Compliance Manager, MLRO at Gulf Exchange, Talal Shoukat, said:

“You need to strengthen your global presence in countries you are working with, and minimum global level standards should be followed. Policies, Procedures and Control should be flexible, effective and proportionate to match the global level.”

“Employee training is one of the important factor, e-learning should be an approach for global training, internal and external audit is also key for a global enterprise,” Talal Shoukat added.

Thought leaders at FinCrime Focus: Anti-Money Laundering then took a transatlantic take on AML regulations, drawing comparisons between reform proposals in the EU and in the US.

Commenting on the documents needed to verify beneficial owners in the US, Gustavo Enrique Nuñez Leyba of Multibanco International, said:

“If you have control or ownership of 25 percent or more of a company, you need to verify and get a license. In some institutions, it is a 10 percent in the KYC perspective, which is more rigid.”

Angel Niño Torres of Coinbag, said:

“In the US is there will be a single procedure in the whole of States to comply with the reforms. This reform aims to make things easier, because if you want to be doing business with Europe you will be complying with global rules instead of those in that specific country’s rules.”

The final session of the day at FinCrime Focus: Anti-Money Laundering brought audiences up to speed with the latest tech wizardry that’s helping to undermine financial crime.

Such is the scale of financial institutions’ AML efforts, that automation has grown to become a crucial tool to help spot and report suspicious transactions. Machine learning techniques can not only ensure more effective AML monitoring, but also offer a more efficient way to fight the money criminals.

Michael Harris, Financial Crime Compliance Consultant at FCC Consulting, said:

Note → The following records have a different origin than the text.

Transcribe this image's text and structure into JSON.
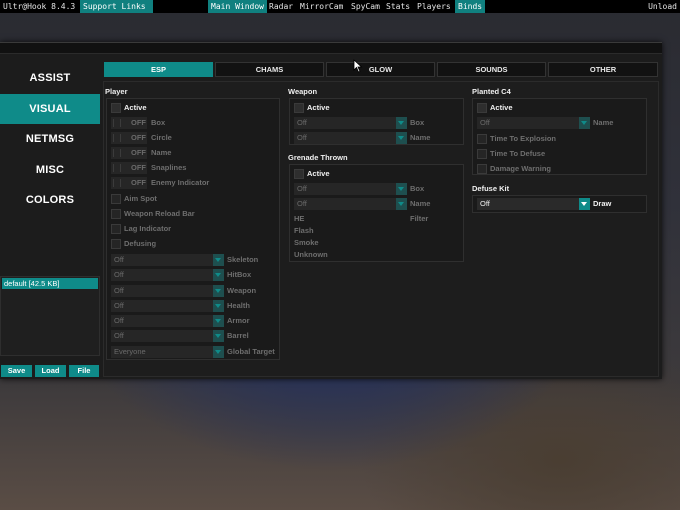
{
  "topbar": {
    "app_title": "Ultr@Hook 8.4.3",
    "support_links": "Support Links",
    "menu": [
      "Main Window",
      "Radar",
      "MirrorCam",
      "SpyCam",
      "Stats",
      "Players",
      "Binds"
    ],
    "unload": "Unload"
  },
  "sidebar": {
    "items": [
      "ASSIST",
      "VISUAL",
      "NETMSG",
      "MISC",
      "COLORS"
    ],
    "active": "VISUAL",
    "config_item": "default [42.5 KB]",
    "buttons": {
      "save": "Save",
      "load": "Load",
      "file": "File"
    }
  },
  "tabs": [
    "ESP",
    "CHAMS",
    "GLOW",
    "SOUNDS",
    "OTHER"
  ],
  "active_tab": "ESP",
  "player": {
    "title": "Player",
    "active": "Active",
    "toggles": [
      {
        "state": "OFF",
        "label": "Box"
      },
      {
        "state": "OFF",
        "label": "Circle"
      },
      {
        "state": "OFF",
        "label": "Name"
      },
      {
        "state": "OFF",
        "label": "Snaplines"
      },
      {
        "state": "OFF",
        "label": "Enemy Indicator"
      }
    ],
    "checks": [
      "Aim Spot",
      "Weapon Reload Bar",
      "Lag Indicator",
      "Defusing"
    ],
    "dropdowns": [
      {
        "value": "Off",
        "label": "Skeleton"
      },
      {
        "value": "Off",
        "label": "HitBox"
      },
      {
        "value": "Off",
        "label": "Weapon"
      },
      {
        "value": "Off",
        "label": "Health"
      },
      {
        "value": "Off",
        "label": "Armor"
      },
      {
        "value": "Off",
        "label": "Barrel"
      },
      {
        "value": "Everyone",
        "label": "Global Target"
      }
    ]
  },
  "weapon": {
    "title": "Weapon",
    "active": "Active",
    "dropdowns": [
      {
        "value": "Off",
        "label": "Box"
      },
      {
        "value": "Off",
        "label": "Name"
      }
    ]
  },
  "grenade": {
    "title": "Grenade Thrown",
    "active": "Active",
    "dropdowns": [
      {
        "value": "Off",
        "label": "Box"
      },
      {
        "value": "Off",
        "label": "Name"
      }
    ],
    "filter_label": "Filter",
    "filter_items": [
      "HE",
      "Flash",
      "Smoke",
      "Unknown"
    ]
  },
  "planted_c4": {
    "title": "Planted C4",
    "active": "Active",
    "dropdown": {
      "value": "Off",
      "label": "Name"
    },
    "checks": [
      "Time To Explosion",
      "Time To Defuse",
      "Damage Warning"
    ]
  },
  "defuse_kit": {
    "title": "Defuse Kit",
    "dropdown": {
      "value": "Off",
      "label": "Draw"
    }
  },
  "colors": {
    "accent": "#0f8b89",
    "panel": "#1c1c1c",
    "topbar": "#000000"
  }
}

“Most AI solutions that I am aware of are concerned with making sure there is no data breach. I need enough data to make a decision about if someone is committing financial crime or not.”

Dr. Seun Ajao, Senior Lecturer and Course Leader in Data Analytics at College of Business, Technology and Engineering, Sheffield Hallam University, said:

“Data is very important; it is arguable if we should have good data or a good AI model. Although if you have bad data you can’t have a good AI model.

“These AI models need examples of what a suspicious transaction looks like or you will put yourself in a situation where you get lots of false positives. Having the right data is important to make the right decisions,” Dr Seun Ajao added.

Richard Self, Leadership and Keynote Speaker and Research Fellow - Big Data Laboratory at the University of Derby, said:

“You have to ask yourself: are you using AI to make your team effective or are you implementing it to get rid of them, because [the latter] is not going to work.”

A huge thank you goes out to our experts, thought leaders and subject matter experts at FinCrime Global, and of course to all those who tuned in to the exclusive livestreaming experience.

FinCrime Global was hosted by GRC World Forum.

Catch-up & Watch On-Demand